Ephesians 6:18-20: The Nature of Prayer
- What is prayer?
- Must we pray?
- How is prayer possible?
- The mysteries of prayer
What is prayer? 17th century Anglican minister George Herbert has written a famous poem that multiplies the images of of the nature of prayer:
‘Prayer the church’s banquet, angel’s age,
God’s breath in man returning to his birth,
The soul in paraphrase, heart in pilgrimage,
The Christian plummet sounding heav’n and earth
Engine against th’ Almighty, sinner’s tow’r,
Reversed thunder, Christ-side-piercing spear,
The six-days world transposing in an hour,
A kind of tune, which all things hear and fear;
Softness, and peace, and joy, and love, and bliss,
Exalted manna, gladness of the best,
Heaven in ordinary, man well drest,
The milky way, the bird of Paradise,
Church-bells beyond the stars heard, the soul’s blood,
The land of spices; something understood.’

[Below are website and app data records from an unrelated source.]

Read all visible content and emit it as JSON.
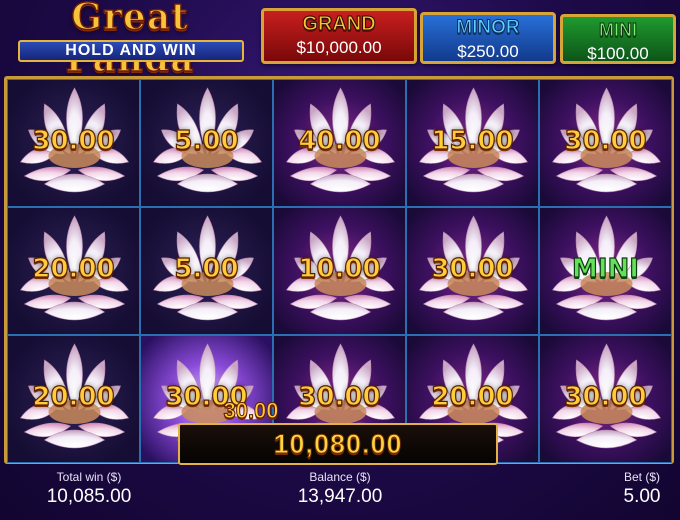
{
  "logo": {
    "title": "Great Panda",
    "subtitle": "HOLD AND WIN"
  },
  "jackpots": {
    "grand": {
      "name": "GRAND",
      "value": "$10,000.00"
    },
    "minor": {
      "name": "MINOR",
      "value": "$250.00"
    },
    "mini": {
      "name": "MINI",
      "value": "$100.00"
    }
  },
  "grid": {
    "cells": [
      "30.00",
      "5.00",
      "40.00",
      "15.00",
      "30.00",
      "20.00",
      "5.00",
      "10.00",
      "30.00",
      "MINI",
      "20.00",
      "30.00",
      "30.00",
      "20.00",
      "30.00"
    ]
  },
  "win": {
    "line_win": "30.00",
    "total": "10,080.00"
  },
  "footer": {
    "total_win_label": "Total win ($)",
    "total_win": "10,085.00",
    "balance_label": "Balance ($)",
    "balance": "13,947.00",
    "bet_label": "Bet ($)",
    "bet": "5.00"
  },
  "icons": {
    "symbol": "lotus-icon"
  }
}
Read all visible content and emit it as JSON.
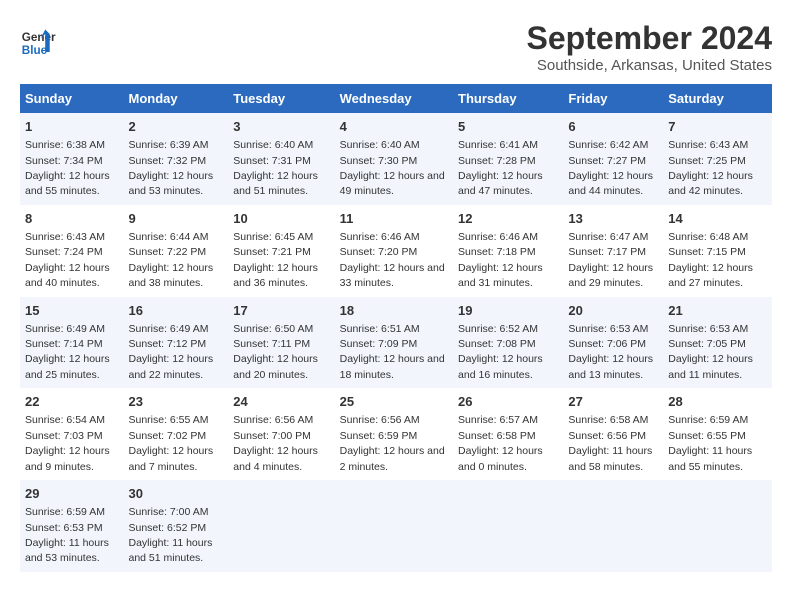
{
  "header": {
    "logo_line1": "General",
    "logo_line2": "Blue",
    "title": "September 2024",
    "subtitle": "Southside, Arkansas, United States"
  },
  "weekdays": [
    "Sunday",
    "Monday",
    "Tuesday",
    "Wednesday",
    "Thursday",
    "Friday",
    "Saturday"
  ],
  "weeks": [
    [
      {
        "day": "1",
        "sunrise": "6:38 AM",
        "sunset": "7:34 PM",
        "daylight": "12 hours and 55 minutes."
      },
      {
        "day": "2",
        "sunrise": "6:39 AM",
        "sunset": "7:32 PM",
        "daylight": "12 hours and 53 minutes."
      },
      {
        "day": "3",
        "sunrise": "6:40 AM",
        "sunset": "7:31 PM",
        "daylight": "12 hours and 51 minutes."
      },
      {
        "day": "4",
        "sunrise": "6:40 AM",
        "sunset": "7:30 PM",
        "daylight": "12 hours and 49 minutes."
      },
      {
        "day": "5",
        "sunrise": "6:41 AM",
        "sunset": "7:28 PM",
        "daylight": "12 hours and 47 minutes."
      },
      {
        "day": "6",
        "sunrise": "6:42 AM",
        "sunset": "7:27 PM",
        "daylight": "12 hours and 44 minutes."
      },
      {
        "day": "7",
        "sunrise": "6:43 AM",
        "sunset": "7:25 PM",
        "daylight": "12 hours and 42 minutes."
      }
    ],
    [
      {
        "day": "8",
        "sunrise": "6:43 AM",
        "sunset": "7:24 PM",
        "daylight": "12 hours and 40 minutes."
      },
      {
        "day": "9",
        "sunrise": "6:44 AM",
        "sunset": "7:22 PM",
        "daylight": "12 hours and 38 minutes."
      },
      {
        "day": "10",
        "sunrise": "6:45 AM",
        "sunset": "7:21 PM",
        "daylight": "12 hours and 36 minutes."
      },
      {
        "day": "11",
        "sunrise": "6:46 AM",
        "sunset": "7:20 PM",
        "daylight": "12 hours and 33 minutes."
      },
      {
        "day": "12",
        "sunrise": "6:46 AM",
        "sunset": "7:18 PM",
        "daylight": "12 hours and 31 minutes."
      },
      {
        "day": "13",
        "sunrise": "6:47 AM",
        "sunset": "7:17 PM",
        "daylight": "12 hours and 29 minutes."
      },
      {
        "day": "14",
        "sunrise": "6:48 AM",
        "sunset": "7:15 PM",
        "daylight": "12 hours and 27 minutes."
      }
    ],
    [
      {
        "day": "15",
        "sunrise": "6:49 AM",
        "sunset": "7:14 PM",
        "daylight": "12 hours and 25 minutes."
      },
      {
        "day": "16",
        "sunrise": "6:49 AM",
        "sunset": "7:12 PM",
        "daylight": "12 hours and 22 minutes."
      },
      {
        "day": "17",
        "sunrise": "6:50 AM",
        "sunset": "7:11 PM",
        "daylight": "12 hours and 20 minutes."
      },
      {
        "day": "18",
        "sunrise": "6:51 AM",
        "sunset": "7:09 PM",
        "daylight": "12 hours and 18 minutes."
      },
      {
        "day": "19",
        "sunrise": "6:52 AM",
        "sunset": "7:08 PM",
        "daylight": "12 hours and 16 minutes."
      },
      {
        "day": "20",
        "sunrise": "6:53 AM",
        "sunset": "7:06 PM",
        "daylight": "12 hours and 13 minutes."
      },
      {
        "day": "21",
        "sunrise": "6:53 AM",
        "sunset": "7:05 PM",
        "daylight": "12 hours and 11 minutes."
      }
    ],
    [
      {
        "day": "22",
        "sunrise": "6:54 AM",
        "sunset": "7:03 PM",
        "daylight": "12 hours and 9 minutes."
      },
      {
        "day": "23",
        "sunrise": "6:55 AM",
        "sunset": "7:02 PM",
        "daylight": "12 hours and 7 minutes."
      },
      {
        "day": "24",
        "sunrise": "6:56 AM",
        "sunset": "7:00 PM",
        "daylight": "12 hours and 4 minutes."
      },
      {
        "day": "25",
        "sunrise": "6:56 AM",
        "sunset": "6:59 PM",
        "daylight": "12 hours and 2 minutes."
      },
      {
        "day": "26",
        "sunrise": "6:57 AM",
        "sunset": "6:58 PM",
        "daylight": "12 hours and 0 minutes."
      },
      {
        "day": "27",
        "sunrise": "6:58 AM",
        "sunset": "6:56 PM",
        "daylight": "11 hours and 58 minutes."
      },
      {
        "day": "28",
        "sunrise": "6:59 AM",
        "sunset": "6:55 PM",
        "daylight": "11 hours and 55 minutes."
      }
    ],
    [
      {
        "day": "29",
        "sunrise": "6:59 AM",
        "sunset": "6:53 PM",
        "daylight": "11 hours and 53 minutes."
      },
      {
        "day": "30",
        "sunrise": "7:00 AM",
        "sunset": "6:52 PM",
        "daylight": "11 hours and 51 minutes."
      },
      {
        "day": "",
        "sunrise": "",
        "sunset": "",
        "daylight": ""
      },
      {
        "day": "",
        "sunrise": "",
        "sunset": "",
        "daylight": ""
      },
      {
        "day": "",
        "sunrise": "",
        "sunset": "",
        "daylight": ""
      },
      {
        "day": "",
        "sunrise": "",
        "sunset": "",
        "daylight": ""
      },
      {
        "day": "",
        "sunrise": "",
        "sunset": "",
        "daylight": ""
      }
    ]
  ]
}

To explain what prayer is is a lot harder than knowing what it is. Prayer is as natural as breathing for the born again believer. But as with all things, we get confused, we pick up bad habits, we forget, and we need to be reminded of first things. Prayer can sometimes be like our ability to walk. When someone has had a terrible accident and sustains severe brain injury, many have also had to relearn how to walk. It is often this way for the Christian and prayer. Our early Christian lives are full of the natural ability to pray, but then we hit a wall, we backslide, we have our faith challenged, we get caught up in false teaching and bad forms of prayer, and all of a sudden we need to relearn the basics. So as we continue thinking about the part of prayer in spiritual warfare we want to revisit the nature of prayer. What is prayer? Must we pray? How is it possible? and some of the confusing mysteries of prayer are our reintroduction to prayer in this message.